After the game, the players were all interviewed, but Sherman’s interview got the most media attention. After going on a rant about how he felt as though his rival and 49ers receiver Michael Crabtree was a mediocre player, blogs and news sites did not hesitate to critique Sherman’s behavior by calling him a thug. The Monday following the game, the word “thug” was used over 600 times in relation to the post-game interview. What made him a thug in the media’s eyes was not just that he was displaying a hypermasculine image, but also that he was a black man displaying a hypermasculine image, which makes him much more “thuggish” and threatening. 

Hypermasculinity has been something that our society generally accepts, and all men are held to the same standard of masculinity. If a man, especially a male athlete, acts in ways not perceived as masculine, he’s labeled a sissy or weak. To ensure this label is not attached, men often act in a hypermasculine manner, and that image is then forced on the men in our society as a standard they must meet to be accepted. When  Sherman started trash-talking Crabtree, he was labeled a thug immediately, even though he just helped his team win a trip to play in the super bowl. He was excited, and because he and Crabtree have been rivals long before this particular game, the win and his post-game interview were ways to let people know that he deserves respect. He works hard and worked hard to help his team, and he wanted to brag about it. That is not “thug” behavior. Sherman’s interview is just an example of the many ways men display hypermasculinity every day, and though it’s unfortunate that hypermasculinity has become an accepted norm, Sherman’s interview isn’t deviant from that norm, and he doesn’t deserve the backlash. 

People judged Sherman on his appearance and used that to label him dangerous, even though Sherman is nowhere near being a thug and does not deserve that description. While the world criticized and ridiculed Sherman, many failed to note that Sherman, a Compton native, graduated high school with a 4.2 GPA and has a bachelor’s degree from Stanford University. He has no criminal record and no one was physically harmed during his interview, nor did he use any profanity, but despite his credentials, his brown body has been reduced to something that should be feared.

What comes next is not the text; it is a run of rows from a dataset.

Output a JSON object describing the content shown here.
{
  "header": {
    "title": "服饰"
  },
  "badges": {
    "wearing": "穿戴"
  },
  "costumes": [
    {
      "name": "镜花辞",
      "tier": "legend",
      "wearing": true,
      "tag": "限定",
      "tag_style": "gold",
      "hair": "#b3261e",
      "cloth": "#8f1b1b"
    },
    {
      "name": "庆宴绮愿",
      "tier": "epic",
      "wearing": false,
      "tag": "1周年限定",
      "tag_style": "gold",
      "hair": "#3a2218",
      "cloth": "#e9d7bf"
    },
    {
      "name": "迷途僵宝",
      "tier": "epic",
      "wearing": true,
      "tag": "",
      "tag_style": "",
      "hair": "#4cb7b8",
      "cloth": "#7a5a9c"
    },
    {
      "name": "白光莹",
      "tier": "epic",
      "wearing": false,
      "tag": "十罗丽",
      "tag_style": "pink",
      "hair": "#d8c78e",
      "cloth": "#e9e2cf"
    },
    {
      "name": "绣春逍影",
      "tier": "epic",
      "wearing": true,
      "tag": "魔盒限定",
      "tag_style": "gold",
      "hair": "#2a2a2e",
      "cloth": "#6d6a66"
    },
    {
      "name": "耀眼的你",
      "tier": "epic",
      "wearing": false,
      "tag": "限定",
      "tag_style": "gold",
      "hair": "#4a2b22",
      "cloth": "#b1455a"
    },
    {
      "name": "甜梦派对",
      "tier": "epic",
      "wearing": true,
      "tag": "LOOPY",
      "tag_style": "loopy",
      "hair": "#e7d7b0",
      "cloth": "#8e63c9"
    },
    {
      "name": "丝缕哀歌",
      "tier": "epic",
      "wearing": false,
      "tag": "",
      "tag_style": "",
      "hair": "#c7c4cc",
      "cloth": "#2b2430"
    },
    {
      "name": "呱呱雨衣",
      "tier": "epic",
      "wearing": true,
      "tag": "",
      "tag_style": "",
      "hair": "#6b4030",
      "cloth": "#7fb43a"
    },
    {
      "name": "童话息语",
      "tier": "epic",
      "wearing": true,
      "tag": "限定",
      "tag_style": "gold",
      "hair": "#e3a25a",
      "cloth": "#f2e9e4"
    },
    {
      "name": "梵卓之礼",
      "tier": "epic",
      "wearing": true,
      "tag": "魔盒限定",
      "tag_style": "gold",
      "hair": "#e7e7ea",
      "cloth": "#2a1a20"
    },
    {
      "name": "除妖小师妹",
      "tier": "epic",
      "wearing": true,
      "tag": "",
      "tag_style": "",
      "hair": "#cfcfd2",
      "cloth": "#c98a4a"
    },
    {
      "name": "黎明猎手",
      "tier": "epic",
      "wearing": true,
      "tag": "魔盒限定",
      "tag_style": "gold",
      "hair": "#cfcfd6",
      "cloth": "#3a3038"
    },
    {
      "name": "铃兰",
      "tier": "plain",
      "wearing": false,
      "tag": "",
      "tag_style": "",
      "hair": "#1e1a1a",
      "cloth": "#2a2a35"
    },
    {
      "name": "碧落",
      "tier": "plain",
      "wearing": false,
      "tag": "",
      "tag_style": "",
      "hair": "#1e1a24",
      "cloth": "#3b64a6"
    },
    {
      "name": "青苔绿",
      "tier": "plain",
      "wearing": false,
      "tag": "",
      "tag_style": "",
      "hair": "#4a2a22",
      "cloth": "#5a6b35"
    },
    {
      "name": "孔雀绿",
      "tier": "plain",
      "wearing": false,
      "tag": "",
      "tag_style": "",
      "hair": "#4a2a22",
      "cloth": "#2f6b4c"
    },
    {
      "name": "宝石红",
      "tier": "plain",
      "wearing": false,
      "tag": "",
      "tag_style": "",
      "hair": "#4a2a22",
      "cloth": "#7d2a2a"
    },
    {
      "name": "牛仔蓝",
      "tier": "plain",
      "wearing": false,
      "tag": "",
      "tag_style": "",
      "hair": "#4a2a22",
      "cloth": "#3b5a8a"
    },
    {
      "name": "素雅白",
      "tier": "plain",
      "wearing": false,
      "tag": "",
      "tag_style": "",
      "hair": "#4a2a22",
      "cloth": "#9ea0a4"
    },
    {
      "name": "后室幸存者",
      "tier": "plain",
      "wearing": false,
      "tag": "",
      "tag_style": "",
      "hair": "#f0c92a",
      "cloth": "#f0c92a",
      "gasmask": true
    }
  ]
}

Every day celebrities and athletes act in ways that are hypermasculine, yet many rarely receive the same treatment Sherman received, and it goes to show how black men are viewed in today’s society. It seems as though every week, something negative is happening to black men. Whether it’s being a victim of unwarranted vigilante “justice,” or being labeled as a “thug” for participating in the hypermasculine trash talk that our society has deemed as acceptable behavior, black men are not given the respect they deserve, no matter how hard they work.